Forty is neither good nor bad, but it is filled with meaning. Again she found herself waiting too long in a suffocating examination room. This one, though, was cleaner, pinker, and more metallic, more expensive. Now more vulnerable in so many ways, Eva waited, dreading the common dread of the dreary institutional demise that accompanies disease. The only thing she found attractive about those four walls was their unfamiliarity.
Let it stay that way
She feared moving into that life, inhabiting forever the boring aesthetic that assaults the dying. Dying would be bad enough on its own without all of that ugly wallpaper.
Forty-year-old Eva’s shirt was off, her paper vest draped like a napkin over an elephant. She sat on the table debating a six-monthold issue of
that lay torn on the mouse-gray carpeting. Perhaps technically she was still fertile. But her mind was not
reproductive. Her hips hurt and she feared the physical pain, the financial deprivation, the daily revelation of potential children’s unfolding loneliness. She was just beginning to admit her suspicions of children, watching them more closely on the street. The struggle to love justice was so hard in this era, the barriers so intense. Why have children, who could grow up to hurt others or simply stand by and let it happen?
Of course she’d considered it. That deliberation was part of citizenship.

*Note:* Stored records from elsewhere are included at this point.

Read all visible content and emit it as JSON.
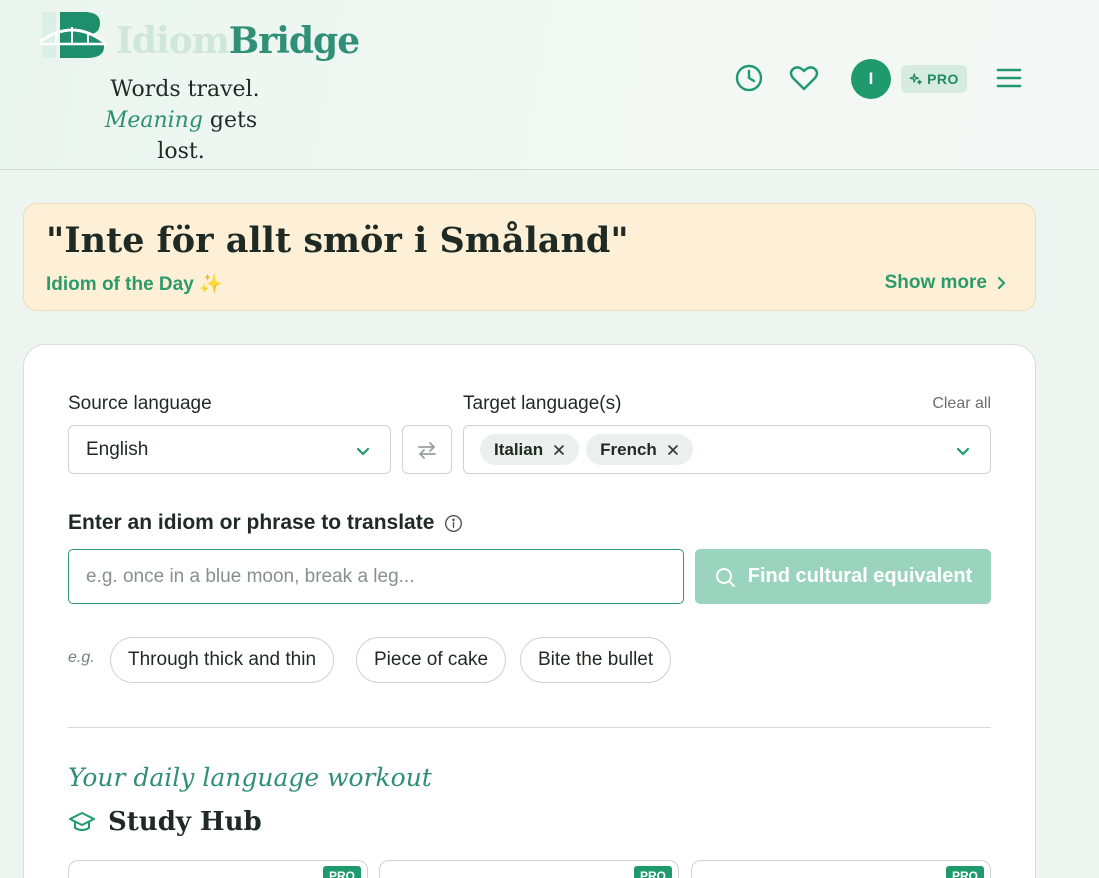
{
  "brand": {
    "name_part1": "Idiom",
    "name_part2": "Bridge",
    "tagline_line1": "Words travel.",
    "tagline_meaning": "Meaning",
    "tagline_rest": " gets lost.",
    "accent_color": "#2f8f77"
  },
  "header": {
    "avatar_initial": "I",
    "pro_label": "PRO",
    "icons": [
      "history-icon",
      "heart-icon",
      "sparkle-icon",
      "menu-icon"
    ]
  },
  "idiom_of_day": {
    "phrase": "\"Inte för allt smör i Småland\"",
    "label": "Idiom of the Day ✨",
    "show_more": "Show more"
  },
  "translator": {
    "source_label": "Source language",
    "source_value": "English",
    "target_label": "Target language(s)",
    "clear_all": "Clear all",
    "targets": [
      "Italian",
      "French"
    ],
    "phrase_label": "Enter an idiom or phrase to translate",
    "input_placeholder": "e.g. once in a blue moon, break a leg...",
    "find_button": "Find cultural equivalent",
    "eg_label": "e.g.",
    "suggestions": [
      "Through thick and thin",
      "Piece of cake",
      "Bite the bullet"
    ]
  },
  "study": {
    "workout_heading": "Your daily language workout",
    "hub_title": "Study Hub",
    "card_badge": "PRO"
  }
}
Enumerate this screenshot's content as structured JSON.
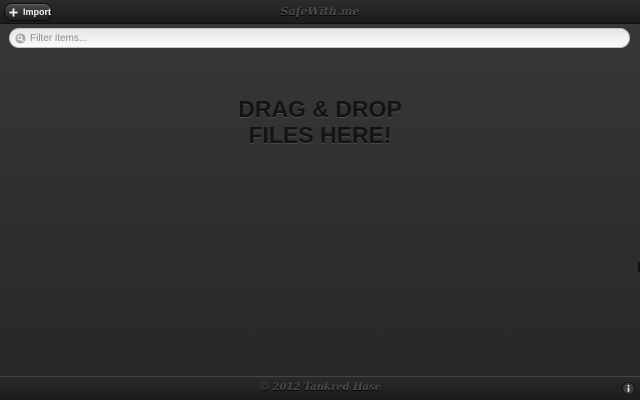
{
  "toolbar": {
    "import_label": "Import",
    "import_icon": "plus-icon"
  },
  "header": {
    "app_title": "SafeWith.me"
  },
  "search": {
    "placeholder": "Filter items...",
    "value": "",
    "icon": "search-icon"
  },
  "dropzone": {
    "line1": "DRAG & DROP",
    "line2": "FILES HERE!"
  },
  "footer": {
    "copyright": "© 2012 Tankred Hase",
    "info_icon": "info-icon"
  },
  "colors": {
    "background_top": "#383838",
    "background_bottom": "#262626",
    "bar": "#1b1b1b",
    "dropzone_text": "#141414",
    "title_text": "#4a4a4a"
  }
}
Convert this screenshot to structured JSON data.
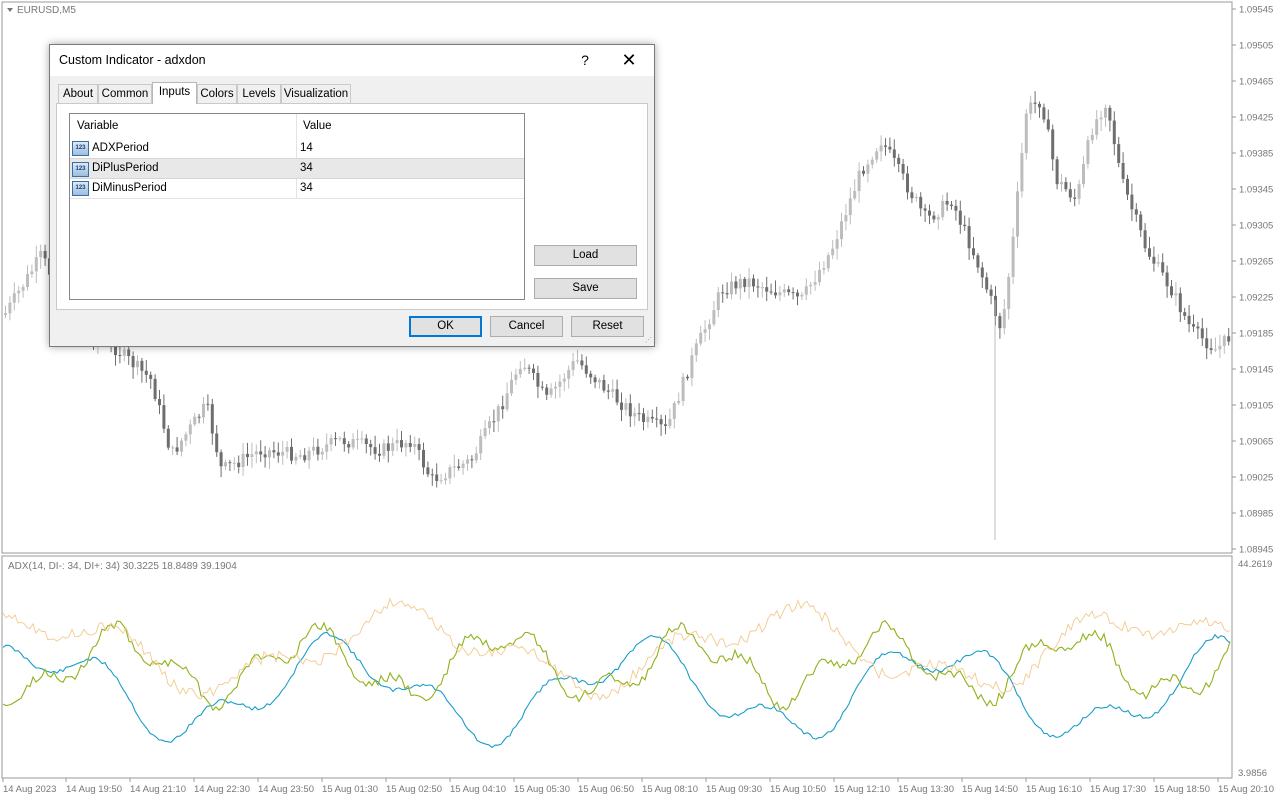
{
  "chart": {
    "symbol_label": "EURUSD,M5",
    "price_axis": [
      "1.09545",
      "1.09505",
      "1.09465",
      "1.09425",
      "1.09385",
      "1.09345",
      "1.09305",
      "1.09265",
      "1.09225",
      "1.09185",
      "1.09145",
      "1.09105",
      "1.09065",
      "1.09025",
      "1.08985",
      "1.08945"
    ],
    "time_axis": [
      "14 Aug 2023",
      "14 Aug 19:50",
      "14 Aug 21:10",
      "14 Aug 22:30",
      "14 Aug 23:50",
      "15 Aug 01:30",
      "15 Aug 02:50",
      "15 Aug 04:10",
      "15 Aug 05:30",
      "15 Aug 06:50",
      "15 Aug 08:10",
      "15 Aug 09:30",
      "15 Aug 10:50",
      "15 Aug 12:10",
      "15 Aug 13:30",
      "15 Aug 14:50",
      "15 Aug 16:10",
      "15 Aug 17:30",
      "15 Aug 18:50",
      "15 Aug 20:10"
    ],
    "colors": {
      "bull": "#bdbdbd",
      "bear": "#6e6e6e",
      "grid": "#c8c8c8",
      "axis_text": "#777777"
    }
  },
  "indicator": {
    "label": "ADX(14, DI-: 34, DI+: 34) 30.3225 18.8489 39.1904",
    "scale_max": "44.2619",
    "scale_min": "3.9856",
    "lines": [
      {
        "name": "ADX",
        "color": "#1a9ec9"
      },
      {
        "name": "DI+",
        "color": "#8fb21a"
      },
      {
        "name": "DI-",
        "color": "#f3c98e"
      }
    ]
  },
  "dialog": {
    "title": "Custom Indicator - adxdon",
    "help_glyph": "?",
    "close_glyph": "✕",
    "tabs": [
      "About",
      "Common",
      "Inputs",
      "Colors",
      "Levels",
      "Visualization"
    ],
    "active_tab": "Inputs",
    "grid": {
      "columns": [
        "Variable",
        "Value"
      ],
      "rows": [
        {
          "variable": "ADXPeriod",
          "value": "14"
        },
        {
          "variable": "DiPlusPeriod",
          "value": "34"
        },
        {
          "variable": "DiMinusPeriod",
          "value": "34"
        }
      ],
      "row_icon_text": "123"
    },
    "side_buttons": {
      "load": "Load",
      "save": "Save"
    },
    "buttons": {
      "ok": "OK",
      "cancel": "Cancel",
      "reset": "Reset"
    }
  }
}
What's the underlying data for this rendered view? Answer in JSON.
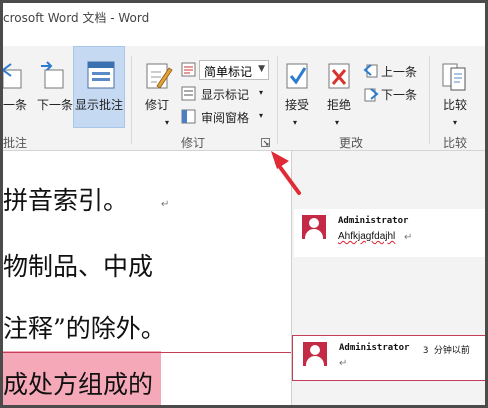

To have children included an obligation to purchase terrible products that alter the soul. There were more of these objects than she even knew: toys with soundtracks that would never be quiet, vulnerable sons and daughters glued to hypnotic machines and then carrying miniature ones in their little palms while crossing the street. But without these possessions her child might suffer and feel inadequate. Which death is better? Nowadays anything eccentric is wrong—there is no social space for singularity. How could Eva impose the pain of individuality on children she adores? And yet what is the point of creating more conformity that will eventually turn on her, even in her own house? If they get rid of rent stabilization, will she even have a house? Can children be raised to be better than their historic moment? Not in this historic moment. Hence, no children.
So many years later and the receptionist at the front desk was still Puerto Rican, but so, too, was the female lab technician, as newly stipulated by law. One of the victories of subsequent feminism. There now had to be a woman in the room so that the male doctor could not molest unnoticed.
“Good morning, my name is Alicia and I am.…”
“Alicia,” Eva delighted, revived by a frisson of justice. “You look great.”
“Oh, hi. How weird.”
“It’s okay.” Eva’s heart filled with sunshine. This was how it was supposed to go–goodwill and its deserved reward. “I helped you fight your landlord and now you’re helping me. It’s great. How’s your family?”
“My boyfriend’s okay and my son is doing very well. He’s in third grade. Do you have a lump?”
Yay, old-fashioned New Yorkers. Finding strength in the casual. Worshipping at the altar of the matter-of-fact reality that we live in front of each other, so there is no reason to hide.
“I think I have a little thickening, some kind of mass in my breast. My lover found it. I never would have found it. Did your landlord sell the building?”
Alicia wrote down
about the lover. Eva felt glad that she trusted her. More mutual-aid-society citizenship.